Why One of France’s ‘Most Subversive’ Philosophers Chose to Work in a Factory

Simone Weil Saw Assembly Line Labor as a Distillation of French Society’s Hierarchies and Inequities

In December 1934, Auguste Detoeuf interviewed an applicant for a job at one of his factories. Ordinarily, Detoeuf did not make hiring decisions—he was, after all, the director of Alsthom, France’s largest maker of electric equipment. Yet Detoeuf was hardly an ordinary businessman. A graduate of France’s elite engineering school, the École polytechnique, Detoeuf neither talked the talk or walked the walk of French industrialists.
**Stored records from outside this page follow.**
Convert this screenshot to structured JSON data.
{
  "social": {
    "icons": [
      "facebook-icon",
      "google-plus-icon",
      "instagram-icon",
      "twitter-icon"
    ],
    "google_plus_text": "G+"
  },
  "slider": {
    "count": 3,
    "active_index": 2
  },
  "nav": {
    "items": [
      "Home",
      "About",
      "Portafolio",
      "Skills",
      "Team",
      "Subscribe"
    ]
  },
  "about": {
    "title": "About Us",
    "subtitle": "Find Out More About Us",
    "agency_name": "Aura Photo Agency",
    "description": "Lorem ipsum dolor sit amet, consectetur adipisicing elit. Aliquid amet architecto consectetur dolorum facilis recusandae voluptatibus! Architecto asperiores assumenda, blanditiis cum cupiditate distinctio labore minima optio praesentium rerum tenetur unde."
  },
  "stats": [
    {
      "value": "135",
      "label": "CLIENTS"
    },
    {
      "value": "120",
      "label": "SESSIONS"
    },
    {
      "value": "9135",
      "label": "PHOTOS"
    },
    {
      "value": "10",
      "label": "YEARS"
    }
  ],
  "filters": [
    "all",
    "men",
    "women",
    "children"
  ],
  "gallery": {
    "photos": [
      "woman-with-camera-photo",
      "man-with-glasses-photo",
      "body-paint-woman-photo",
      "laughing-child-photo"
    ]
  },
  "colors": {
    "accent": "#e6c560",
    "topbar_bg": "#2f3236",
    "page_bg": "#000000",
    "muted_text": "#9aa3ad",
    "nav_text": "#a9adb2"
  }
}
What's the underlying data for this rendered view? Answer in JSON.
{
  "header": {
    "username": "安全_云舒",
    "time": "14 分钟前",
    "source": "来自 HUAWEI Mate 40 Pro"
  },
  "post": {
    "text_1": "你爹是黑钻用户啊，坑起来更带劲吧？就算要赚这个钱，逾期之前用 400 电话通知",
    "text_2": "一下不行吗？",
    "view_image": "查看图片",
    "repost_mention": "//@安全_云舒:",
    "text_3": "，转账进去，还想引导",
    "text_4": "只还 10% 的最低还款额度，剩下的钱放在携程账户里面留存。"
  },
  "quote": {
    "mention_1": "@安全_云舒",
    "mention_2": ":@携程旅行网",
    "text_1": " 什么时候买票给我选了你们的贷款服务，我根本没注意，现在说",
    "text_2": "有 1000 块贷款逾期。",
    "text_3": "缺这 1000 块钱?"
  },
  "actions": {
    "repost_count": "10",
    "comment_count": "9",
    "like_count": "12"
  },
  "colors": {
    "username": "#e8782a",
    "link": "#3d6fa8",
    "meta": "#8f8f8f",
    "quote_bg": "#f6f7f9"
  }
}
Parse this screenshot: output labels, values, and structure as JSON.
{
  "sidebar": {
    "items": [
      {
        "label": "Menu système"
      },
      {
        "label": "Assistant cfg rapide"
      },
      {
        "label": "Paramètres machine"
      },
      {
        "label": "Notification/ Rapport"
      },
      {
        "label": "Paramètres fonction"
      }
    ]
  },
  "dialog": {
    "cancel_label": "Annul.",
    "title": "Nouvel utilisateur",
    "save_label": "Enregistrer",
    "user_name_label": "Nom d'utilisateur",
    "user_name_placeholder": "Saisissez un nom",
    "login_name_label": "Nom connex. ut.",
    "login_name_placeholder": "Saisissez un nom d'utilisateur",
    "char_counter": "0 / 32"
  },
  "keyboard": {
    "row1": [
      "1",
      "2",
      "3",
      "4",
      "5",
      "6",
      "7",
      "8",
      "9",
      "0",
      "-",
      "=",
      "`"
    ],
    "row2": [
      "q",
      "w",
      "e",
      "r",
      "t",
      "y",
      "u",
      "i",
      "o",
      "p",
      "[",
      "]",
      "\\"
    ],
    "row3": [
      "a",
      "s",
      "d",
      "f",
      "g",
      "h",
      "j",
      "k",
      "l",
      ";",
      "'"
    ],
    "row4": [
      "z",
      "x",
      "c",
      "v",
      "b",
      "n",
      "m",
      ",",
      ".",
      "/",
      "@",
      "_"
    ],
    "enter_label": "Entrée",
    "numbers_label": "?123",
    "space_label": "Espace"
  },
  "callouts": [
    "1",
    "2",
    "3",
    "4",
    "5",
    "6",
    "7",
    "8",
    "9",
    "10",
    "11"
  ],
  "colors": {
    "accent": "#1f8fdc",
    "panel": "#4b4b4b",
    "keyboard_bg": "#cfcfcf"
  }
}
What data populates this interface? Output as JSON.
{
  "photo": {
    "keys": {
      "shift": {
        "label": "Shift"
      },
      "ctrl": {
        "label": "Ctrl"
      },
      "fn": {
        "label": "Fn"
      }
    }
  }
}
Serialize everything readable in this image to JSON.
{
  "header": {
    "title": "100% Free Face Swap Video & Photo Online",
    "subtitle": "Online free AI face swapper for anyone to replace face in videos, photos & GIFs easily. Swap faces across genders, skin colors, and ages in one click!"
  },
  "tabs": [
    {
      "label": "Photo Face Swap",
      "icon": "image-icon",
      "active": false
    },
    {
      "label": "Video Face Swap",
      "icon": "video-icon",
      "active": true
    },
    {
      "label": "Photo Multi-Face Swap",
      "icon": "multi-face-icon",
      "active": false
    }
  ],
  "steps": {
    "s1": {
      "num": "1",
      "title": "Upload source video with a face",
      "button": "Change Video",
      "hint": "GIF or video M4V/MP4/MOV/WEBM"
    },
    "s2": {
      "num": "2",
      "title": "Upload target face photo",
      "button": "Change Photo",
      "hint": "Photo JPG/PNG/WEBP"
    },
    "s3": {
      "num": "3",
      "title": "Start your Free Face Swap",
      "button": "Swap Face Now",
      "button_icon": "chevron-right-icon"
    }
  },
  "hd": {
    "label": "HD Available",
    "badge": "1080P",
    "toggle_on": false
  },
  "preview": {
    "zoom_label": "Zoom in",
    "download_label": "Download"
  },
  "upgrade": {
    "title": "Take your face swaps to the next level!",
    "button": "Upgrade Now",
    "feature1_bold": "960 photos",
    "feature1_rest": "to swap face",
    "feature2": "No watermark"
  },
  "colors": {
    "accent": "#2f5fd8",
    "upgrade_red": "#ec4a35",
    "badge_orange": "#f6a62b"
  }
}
He dressed, as one friend sighed, like a romantic violin virtuoso, and confessed to being an intellectual manqué.

Detoeuf no more belonged behind this particular desk …

How Abolitionists Fought—and Lost—the Battle with America’s Sweet Tooth

Before Cotton Became the Symbol of American Slavery, Cane Sugar Was the Source of Oppression and Bitter Opposition

Today, land developer and businessman William Cooper is best known for founding Cooperstown, New York, home of the Baseball Hall of Fame. But back in the 1790s, Cooper was …

To Defy a Dictator, Send in the Clowns

Protest Movements Can Wield Humor as a Weapon Against Oppressive Regimes

When Egyptians gathered in Tahrir Square to protest the regime of Hosni Mubarak in 2011, they brought with them a funny weapon against the guns and tear gas of the …